TASK GOAL: Only the lines with "Деталь" in the entries below belong in the answer; please copy them.

Dataset rows describing interfaces:
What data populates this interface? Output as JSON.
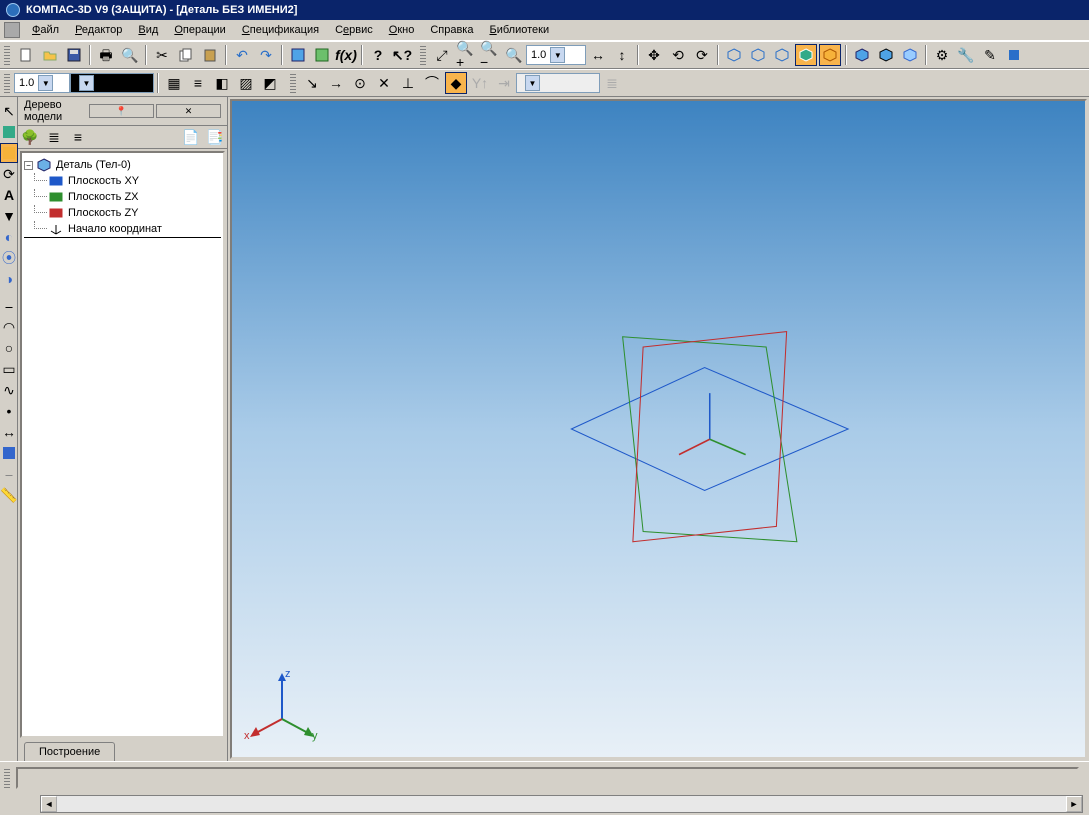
{
  "title": "КОМПАС-3D V9 (ЗАЩИТА) - [Деталь БЕЗ ИМЕНИ2]",
  "menu": [
    "Файл",
    "Редактор",
    "Вид",
    "Операции",
    "Спецификация",
    "Сервис",
    "Окно",
    "Справка",
    "Библиотеки"
  ],
  "combo_scale1": "1.0",
  "combo_scale2": "1.0",
  "combo_color": "",
  "tree_panel_title": "Дерево модели",
  "tree_root": "Деталь (Тел-0)",
  "tree_items": [
    {
      "label": "Плоскость XY",
      "color": "#1e58c9"
    },
    {
      "label": "Плоскость ZX",
      "color": "#2e8f2e"
    },
    {
      "label": "Плоскость ZY",
      "color": "#c22e2e"
    },
    {
      "label": "Начало координат",
      "color": "#000"
    }
  ],
  "tab_label": "Построение",
  "axis_labels": {
    "x": "x",
    "y": "y",
    "z": "z"
  }
}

REPLY TO THE TASK:
  "title": "КОМПАС-3D V9 (ЗАЩИТА) - [Деталь БЕЗ ИМЕНИ2]",
  "tree_root": "Деталь (Тел-0)",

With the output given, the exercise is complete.